R&R: “Belly,” good one! I also would’ve accepted “I was craving raw meat” and “Oops, I missed my period.” Now, whenever you tell anyone about taking on characters as beloved as these Muppets, what is their response? Scratch that: What are two of their responses?
Segel: Whenever I tell anyone, the response is always twofold: “Oh my God, that's awesome.” And then, “You better not mess it up.”
R&R: How about that Amy Adams? She seems super-sweet and super-innocent, and with credits like “Enchanted,” she seems just perfect for this role. You really lucked out.
Segel: Amy Adams is super-sweet and super-innocent, and with credits like “Enchanted,” she was just perfect for this role. We really lucked out.
R&R: If you could compare Kermit to ... oh, I don’t know, say an iconic Gregory Peck character, who would he be?
Segel: Kermit's the everyman. He's like Atticus Finch. He just wants to be an upright citizen and be kind. It’s all about laughter and love and doing what's right.
R&R: Let’s cut to the chase.

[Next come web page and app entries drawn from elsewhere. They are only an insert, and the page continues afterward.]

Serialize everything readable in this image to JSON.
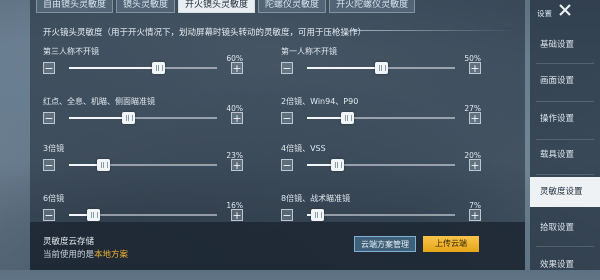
{
  "top_tabs": [
    {
      "label": "自由镜头灵敏度",
      "active": false
    },
    {
      "label": "镜头灵敏度",
      "active": false
    },
    {
      "label": "开火镜头灵敏度",
      "active": true
    },
    {
      "label": "陀螺仪灵敏度",
      "active": false
    },
    {
      "label": "开火陀螺仪灵敏度",
      "active": false
    }
  ],
  "section": {
    "title": "开火镜头灵敏度（用于开火情况下，划动屏幕时镜头转动的灵敏度，可用于压枪操作）"
  },
  "sliders": [
    {
      "label": "第三人称不开镜",
      "value": 60,
      "display": "60%",
      "min_icon": "minus-icon",
      "max_icon": "plus-icon"
    },
    {
      "label": "第一人称不开镜",
      "value": 50,
      "display": "50%",
      "min_icon": "minus-icon",
      "max_icon": "plus-icon"
    },
    {
      "label": "红点、全息、机瞄、侧面瞄准镜",
      "value": 40,
      "display": "40%",
      "min_icon": "minus-icon",
      "max_icon": "plus-icon"
    },
    {
      "label": "2倍镜、Win94、P90",
      "value": 27,
      "display": "27%",
      "min_icon": "minus-icon",
      "max_icon": "plus-icon"
    },
    {
      "label": "3倍镜",
      "value": 23,
      "display": "23%",
      "min_icon": "minus-icon",
      "max_icon": "plus-icon"
    },
    {
      "label": "4倍镜、VSS",
      "value": 20,
      "display": "20%",
      "min_icon": "minus-icon",
      "max_icon": "plus-icon"
    },
    {
      "label": "6倍镜",
      "value": 16,
      "display": "16%",
      "min_icon": "minus-icon",
      "max_icon": "plus-icon"
    },
    {
      "label": "8倍镜、战术瞄准镜",
      "value": 7,
      "display": "7%",
      "min_icon": "minus-icon",
      "max_icon": "plus-icon"
    }
  ],
  "cloud": {
    "title": "灵敏度云存储",
    "current_prefix": "当前使用的是",
    "current_plan": "本地方案",
    "manage_button": "云端方案管理",
    "upload_button": "上传云端"
  },
  "sidebar": {
    "header": "设置",
    "close_icon": "close-icon",
    "items": [
      {
        "label": "基础设置",
        "active": false
      },
      {
        "label": "画面设置",
        "active": false
      },
      {
        "label": "操作设置",
        "active": false
      },
      {
        "label": "载具设置",
        "active": false
      },
      {
        "label": "灵敏度设置",
        "active": true
      },
      {
        "label": "拾取设置",
        "active": false
      },
      {
        "label": "效果设置",
        "active": false
      }
    ]
  },
  "colors": {
    "accent_gold": "#f0b030",
    "upload_button": "#e6a518",
    "active_tab_bg": "#e9eef2",
    "manage_button_border": "#7fb2d2"
  }
}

Miss Piggy: She’s a diva, am I right?
Segel: Miss Piggy is the ultimate diva.
R&R: Do you think you could talk about Animal while making a Shakespeare reference that no one but English-lit majors will get? Bonus points for a Freud reference, too. You realize that if you pull this off, the academic world may stop thinking of you simply as the guy who wiggled his wang around in “Sarah Marshall.”
Segel: Animal is the part of all of us that is unhinged. Animal is like our Id. He's like Caliban from “The Tempest.”